Yesterday I was sitting in a bar (yes, a bar) eating some fish and chips and watching a soccer game when I had a conversation with a white male about Portland, DC, and several other things. He asked what I’d accomplished in DC since being there and what I still wanted to do. I mentioned a few of the things I had done and how I was bummed I hadn't visited some of the historic monuments, specifically the MLK Jr. memorial and the exact location of his, “I have a dream speech”. I took the trip to DC for fun, however, I was looking to have a moment in such a historical place to remind myself of who fought before me.
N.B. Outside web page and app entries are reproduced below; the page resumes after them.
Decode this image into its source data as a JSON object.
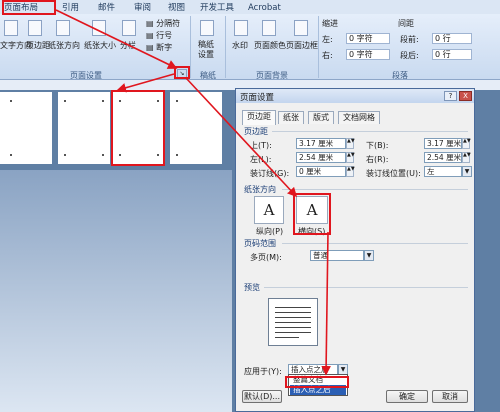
{
  "ribbon_tabs": [
    "页面布局",
    "引用",
    "邮件",
    "审阅",
    "视图",
    "开发工具",
    "Acrobat"
  ],
  "ribbon": {
    "page_setup_buttons": [
      "文字方向",
      "页边距",
      "纸张方向",
      "纸张大小",
      "分栏"
    ],
    "page_setup_small": [
      "分隔符",
      "行号",
      "断字"
    ],
    "draft_button": "稿纸设置",
    "page_bg_buttons": [
      "水印",
      "页面颜色",
      "页面边框"
    ],
    "indent_header": "缩进",
    "indent_left_label": "左:",
    "indent_left_value": "0 字符",
    "indent_right_label": "右:",
    "indent_right_value": "0 字符",
    "spacing_header": "间距",
    "spacing_before_label": "段前:",
    "spacing_before_value": "0 行",
    "spacing_after_label": "段后:",
    "spacing_after_value": "0 行",
    "group_labels": {
      "page_setup": "页面设置",
      "draft": "稿纸",
      "page_bg": "页面背景",
      "paragraph": "段落"
    }
  },
  "dialog": {
    "title": "页面设置",
    "help": "?",
    "close": "X",
    "tabs": [
      "页边距",
      "纸张",
      "版式",
      "文档网格"
    ],
    "margins_section": "页边距",
    "top_label": "上(T):",
    "top_value": "3.17 厘米",
    "bottom_label": "下(B):",
    "bottom_value": "3.17 厘米",
    "left_label": "左(L):",
    "left_value": "2.54 厘米",
    "right_label": "右(R):",
    "right_value": "2.54 厘米",
    "gutter_label": "装订线(G):",
    "gutter_value": "0 厘米",
    "gutter_pos_label": "装订线位置(U):",
    "gutter_pos_value": "左",
    "orientation_section": "纸张方向",
    "portrait": "纵向(P)",
    "landscape": "横向(S)",
    "pages_section": "页码范围",
    "multi_label": "多页(M):",
    "multi_value": "普通",
    "preview_section": "预览",
    "apply_label": "应用于(Y):",
    "apply_value": "插入点之后",
    "apply_options": [
      "整篇文档",
      "插入点之后"
    ],
    "default_button": "默认(D)...",
    "ok_button": "确定",
    "cancel_button": "取消"
  },
  "colors": {
    "highlight": "#e0161e",
    "selection": "#2b5fb4"
  }
}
After finishing saying this location the man responded to me by telling me how he doesn’t visit the location of the March on Washington anymore because of Trump. In his own words, "it reminded him of all the bullshit going on in America". I'll be honest, I understood what he was saying no doubt but as I listened to him, not everything he was saying I fully understood, so I felt compelled to respond. I simply said back, “yeah, things definitely suck, but you know it’s interesting, because as messed up as things are and as angry as things make me about the decisions being made by people in office, I really want to go there because I need that hope. I need to envision that day, MLK Jr.’s speech. I see hope when I stand where someone like him and thousands like me and not like me stood. You’re fortunate you know, that you can choose to be angry and not show up. However, if I choose anger, if people like me always choose anger over showing up, the legacy of those before us dies in our anger. If you’re not showing up and I’m not showing up, then that monument is just a “statue” with no meaning”.
I don’t recall my exact words in that moment but it was something like that, but ultimately we ended up having a good conversation about privilege and how myself and my brothers and sisters often times have to choose to see hope in not so great situations and how burdensome that can be.
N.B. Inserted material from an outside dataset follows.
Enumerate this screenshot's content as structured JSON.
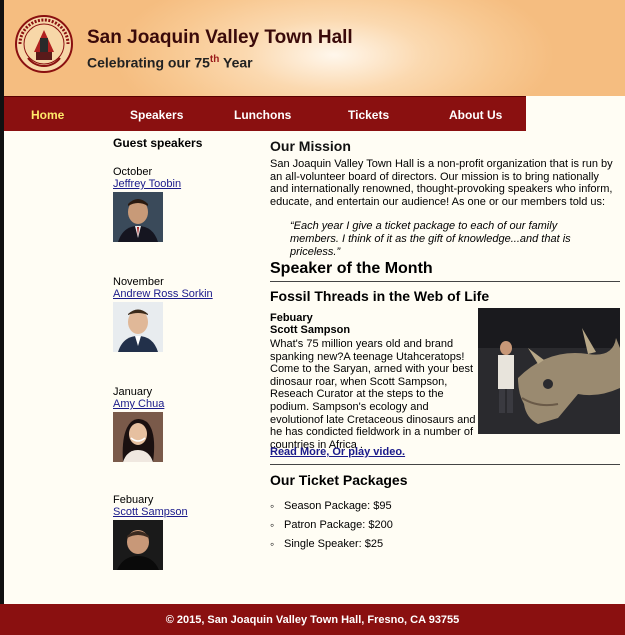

This conversation just brought into perspective how easy it can be to step back rather than press in by showing up. So today I want to challenge my white brothers and sisters to step into the discomfort of being uncomfortable. To just show up and choose to remind yourself of the significance and importance of such places. To realize that if a Black man and his Black colleagues in Jim Crow South can gather thousands of people together and sing and dream blocks from an administration struggling to determine if they deserve basic civil and human rights and fast forward decades later and that area can still symbolize so strongly hope and liberation in the heart of a nations capital amidst racist ideologies, you as a white american can do something, just like MLK Jr. and so many others did something without even having or possessing the key ingredient that allows one access to all that American constitutional rights affords...privilege.